When people don’t know what they are purchasing, they will treat the purchase as a commodity. A commodity has no brand by definition. Then companies wonder why their retention is poor and price alone is so important.
Agent Value Proposition
Agents have a valuable client proposition and that is to be a professional. Step up to the plate and be a pro. Don’t hide behind the “duty to read” language that makes a professional look underhanded. A professional insurance agent has the brightest future because when they understand a risk, not only can they advise the exposures that need coverage, they can explain what the policy covers and the important silent points. The silent points are key because a non-expert is highly unlikely to ever pick up on the silent points. Duty to read won’t help them even if they read every word three times.

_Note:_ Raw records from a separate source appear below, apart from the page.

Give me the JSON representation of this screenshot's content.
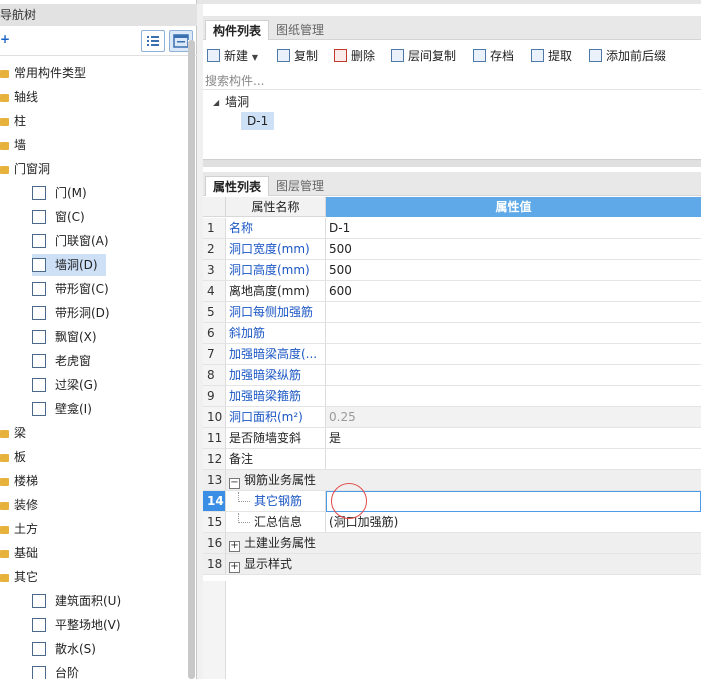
{
  "nav": {
    "title": "导航树",
    "add_glyph": "+",
    "items": {
      "common": "常用构件类型",
      "axis": "轴线",
      "column": "柱",
      "wall": "墙",
      "door_window": "门窗洞",
      "door": "门(M)",
      "window": "窗(C)",
      "door_window_combo": "门联窗(A)",
      "wall_hole": "墙洞(D)",
      "strip_window": "带形窗(C)",
      "strip_hole": "带形洞(D)",
      "bay_window": "飘窗(X)",
      "dormer": "老虎窗",
      "lintel": "过梁(G)",
      "niche": "壁龛(I)",
      "beam": "梁",
      "slab": "板",
      "stairs": "楼梯",
      "decoration": "装修",
      "earthwork": "土方",
      "foundation": "基础",
      "other": "其它",
      "building_area": "建筑面积(U)",
      "site_leveling": "平整场地(V)",
      "apron": "散水(S)",
      "steps": "台阶"
    }
  },
  "component_panel": {
    "tabs": [
      "构件列表",
      "图纸管理"
    ],
    "toolbar": {
      "new": "新建",
      "copy": "复制",
      "delete": "删除",
      "floor_copy": "层间复制",
      "archive": "存档",
      "extract": "提取",
      "add_prefix_suffix": "添加前后缀"
    },
    "search_placeholder": "搜索构件...",
    "tree": {
      "group": "墙洞",
      "item": "D-1"
    }
  },
  "property_panel": {
    "tabs": [
      "属性列表",
      "图层管理"
    ],
    "header": {
      "name": "属性名称",
      "value": "属性值"
    },
    "rows": [
      {
        "num": "1",
        "name": "名称",
        "value": "D-1"
      },
      {
        "num": "2",
        "name": "洞口宽度(mm)",
        "value": "500"
      },
      {
        "num": "3",
        "name": "洞口高度(mm)",
        "value": "500"
      },
      {
        "num": "4",
        "name": "离地高度(mm)",
        "value": "600"
      },
      {
        "num": "5",
        "name": "洞口每侧加强筋",
        "value": ""
      },
      {
        "num": "6",
        "name": "斜加筋",
        "value": ""
      },
      {
        "num": "7",
        "name": "加强暗梁高度(...",
        "value": ""
      },
      {
        "num": "8",
        "name": "加强暗梁纵筋",
        "value": ""
      },
      {
        "num": "9",
        "name": "加强暗梁箍筋",
        "value": ""
      },
      {
        "num": "10",
        "name": "洞口面积(m²)",
        "value": "0.25"
      },
      {
        "num": "11",
        "name": "是否随墙变斜",
        "value": "是"
      },
      {
        "num": "12",
        "name": "备注",
        "value": ""
      },
      {
        "num": "13",
        "name": "钢筋业务属性",
        "value": ""
      },
      {
        "num": "14",
        "name": "其它钢筋",
        "value": ""
      },
      {
        "num": "15",
        "name": "汇总信息",
        "value": "(洞口加强筋)"
      },
      {
        "num": "16",
        "name": "土建业务属性",
        "value": ""
      },
      {
        "num": "18",
        "name": "显示样式",
        "value": ""
      }
    ],
    "expander_minus": "−",
    "expander_plus": "+"
  },
  "colors": {
    "accent": "#5fa9e8",
    "selection": "#cde0f6",
    "link_blue": "#1a56c4",
    "current_row": "#3a8ee6"
  }
}
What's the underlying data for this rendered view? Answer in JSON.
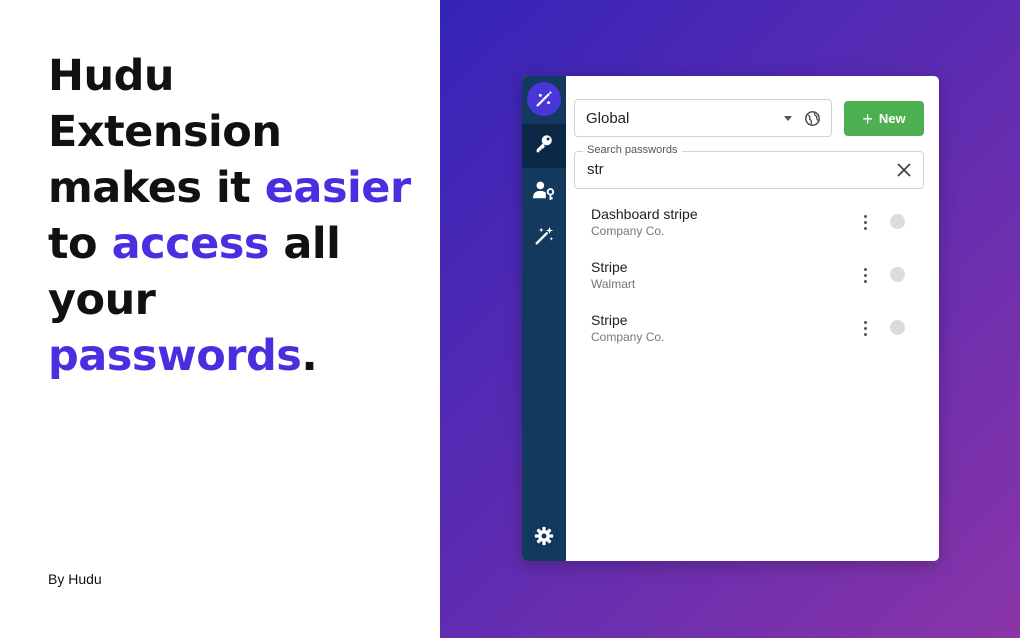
{
  "marketing": {
    "headline": {
      "line1": "Hudu",
      "line2": "Extension",
      "line3_pre": "makes it ",
      "line3_hl": "easier",
      "line4_pre": "to ",
      "line4_hl": "access",
      "line4_post": " all",
      "line5": "your",
      "line6_hl": "passwords",
      "line6_post": "."
    },
    "byline": "By Hudu"
  },
  "colors": {
    "highlight": "#4b2ee0",
    "rail": "#13395e",
    "new_button": "#4caf50",
    "gradient_start": "#3424b8",
    "gradient_end": "#8a35a8"
  },
  "sidebar": {
    "logo_icon": "magic-wand-icon",
    "items": [
      {
        "icon": "key-icon",
        "active": true
      },
      {
        "icon": "user-key-icon",
        "active": false
      },
      {
        "icon": "magic-sparkle-icon",
        "active": false
      }
    ],
    "bottom_icon": "gear-icon"
  },
  "toolbar": {
    "scope_value": "Global",
    "new_label": "New"
  },
  "search": {
    "label": "Search passwords",
    "value": "str"
  },
  "results": [
    {
      "title": "Dashboard stripe",
      "company": "Company Co."
    },
    {
      "title": "Stripe",
      "company": "Walmart"
    },
    {
      "title": "Stripe",
      "company": "Company Co."
    }
  ]
}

Computers today can do the job of the hacks and peddlers just fine. Those agents are mostly obsolete. They are dinosaurs. The environment has not quite extinguished them yet, but it is coming just as sure as the sun is rising. Whether technology gets them or companies eliminate them, it is just a matter of time. OCR (optical character recognition) technology is already being used to rate apples-to-apples and even compare coverages, and I have already seen companies cut agents’ commissions in half. The peddlers still write with these companies, which begs the question, can they survive on half? At some small level, amateur insurance agencies will likely always have a role, but it will be in one- and two-person shops.
The perspective that insurance is a commodity obviously also negatively affects agencies, especially when agencies hide behind the “duty to read” language. Commodities are, by definition, bought; quality is sold.
Professional insurance advice then, by definition, is sold. To avoid a poor image and commoditization, professional insurance services must be sold rather than relying heavily on marketing. The $6 billion in advertising being spent pretty much already makes this clear, at least to me. But I see a lot of agencies whose futures would be much brighter focusing on selling instead paying for marketing, either directly or indirectly. Selling insurance gives consumers the confidence a professional is looking after them.
Selling is personal. Marketing is not personal. Marketing by its nature is aimed at the masses (precise marketing programs are the exception, but these are rather rare in this industry).
Most producers and carriers will not get the point of this article. They are too scared or too clever-by-half, patting themselves on the back for making a sale that does not really solve the insured’s exposure. For anyone with much experience, you have likely had the same experience at some point or another in your career when reviewing an account written by certain competitors. It does not speak well of the industry or brand the industry well.
For the professionals, these are great times because while everyone else is running for cover, the best agents are standing proud as professionals. The best clients are recognizing these agencies. Without exception, my clients growing organically by double digits (after subtracting rate increases) are taking a stand and being justly rewarded. Their retention is 95 percent plus. They are attracting the best and brightest employees and young people that create a vitality lacking in so many agencies. They are attracting quality producers to their agency instead of searching fruitlessly as is so common.
Insurance is a fairly basic industry. Rocket science it is not. The best time to get back to selling professional services rather than being too clever-by-half is today. Are you up to it or are you running for cover?